“The remaining 810, or 9.7 per cent, of the projects are in the final step of the procurement process. The projects are expected to be completed by the end of October,” the statement said.
The move is a welcome relief for teachers, parents and students after enduring decades of poor conditions when answering the call of nature.
In September 2022, then Education Minister Radzi Jidin told a press conference that some students would skip breakfast just so they would not have the urge to use the toilet while in school.
The issue was also recently highlighted by Prime Minister Anwar Ibrahim in a Facebook post, which featured a letter from a pupil named Maryam asking him to fix the toilets in her school.
Addressing him as “Uncle Anwar”, the nine-year-old girl wrote: “In the first stall of the toilet is a squat toilet. Yes, a squat toilet. Beside the squat toilet is a hole that looks like (a) spider can crawl out any second. The rest of the stalls are the same.”
Eight-year-old Fiona Johari from Sekolah Kebangsaan Bukit Damansara told The Straits Times that the condition of the toilets in her school is terrible. The lights are not working, the floors are wet and the toilet bowls or squatting pans are filthy as they are not cleaned. Often, they are also old and cracked.
“I expect a well-lit, inviting and extremely clean facility. Sitting toilets are my preference and I want the option of having both toilet paper and a hand-held bidet,” said the pupil, whose school will have its facilities upgraded soon.
Prior to the upgrade, school toilets rarely had toilet paper, offering only a rubber hose connected to a wall tap to be used as a hand-held bidet. The hose end is usually left on the dirty toilet floor – making it quite disgusting for anyone to use.

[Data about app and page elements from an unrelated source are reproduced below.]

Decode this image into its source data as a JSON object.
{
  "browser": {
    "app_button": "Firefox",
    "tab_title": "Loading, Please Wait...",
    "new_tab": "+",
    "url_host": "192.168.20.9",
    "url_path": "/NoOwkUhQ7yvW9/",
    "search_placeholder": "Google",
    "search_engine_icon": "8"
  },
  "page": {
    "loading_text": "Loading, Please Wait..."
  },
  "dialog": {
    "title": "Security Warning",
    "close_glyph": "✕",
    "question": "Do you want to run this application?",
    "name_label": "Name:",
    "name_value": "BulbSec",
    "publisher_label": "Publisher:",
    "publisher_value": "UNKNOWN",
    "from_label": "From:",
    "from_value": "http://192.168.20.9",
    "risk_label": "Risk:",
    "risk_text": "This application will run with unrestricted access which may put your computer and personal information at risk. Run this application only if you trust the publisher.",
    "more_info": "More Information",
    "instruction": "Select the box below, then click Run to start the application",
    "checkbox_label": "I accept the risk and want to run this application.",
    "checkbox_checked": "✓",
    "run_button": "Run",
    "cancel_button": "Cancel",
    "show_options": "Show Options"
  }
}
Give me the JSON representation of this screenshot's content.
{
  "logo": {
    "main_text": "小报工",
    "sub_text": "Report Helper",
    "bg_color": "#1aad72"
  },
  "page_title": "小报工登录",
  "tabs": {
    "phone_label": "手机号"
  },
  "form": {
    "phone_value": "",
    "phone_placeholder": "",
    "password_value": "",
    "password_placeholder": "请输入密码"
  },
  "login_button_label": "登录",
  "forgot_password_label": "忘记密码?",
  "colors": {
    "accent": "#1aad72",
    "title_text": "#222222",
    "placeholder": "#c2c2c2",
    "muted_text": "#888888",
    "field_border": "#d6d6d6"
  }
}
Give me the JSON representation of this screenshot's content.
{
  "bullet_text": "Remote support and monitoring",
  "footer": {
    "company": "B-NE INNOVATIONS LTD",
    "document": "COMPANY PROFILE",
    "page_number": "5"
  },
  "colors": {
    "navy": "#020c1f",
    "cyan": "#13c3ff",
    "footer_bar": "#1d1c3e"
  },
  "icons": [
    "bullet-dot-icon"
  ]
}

Photographs of the new toilets show a proper bidet, with its squeeze handle hooked upright on a wall fixture, off the floor.
Despite the improvements, some teachers told ST that more needs to be done.
A teacher from an all-girls’ secondary school in Kuala Lumpur said that five restrooms with 20 cubicles are being upgraded at the moment, with the students having the option of using a squatting or sitting toilet.
The teacher, who requested anonymity for herself and the school, revealed that not all five restrooms would be upgraded equally, with more being repaired and maintained.
Another senior teacher from a 130-year-old school in Kedah said that only one of the school’s many toilets has been upgraded, while the rest remained the same.
Unlike the school in the nation’s capital, his school has only squatting toilets available despite the renovation.
“We received funding for only one toilet. The rest remain the same,” said the teacher, who also requested anonymity.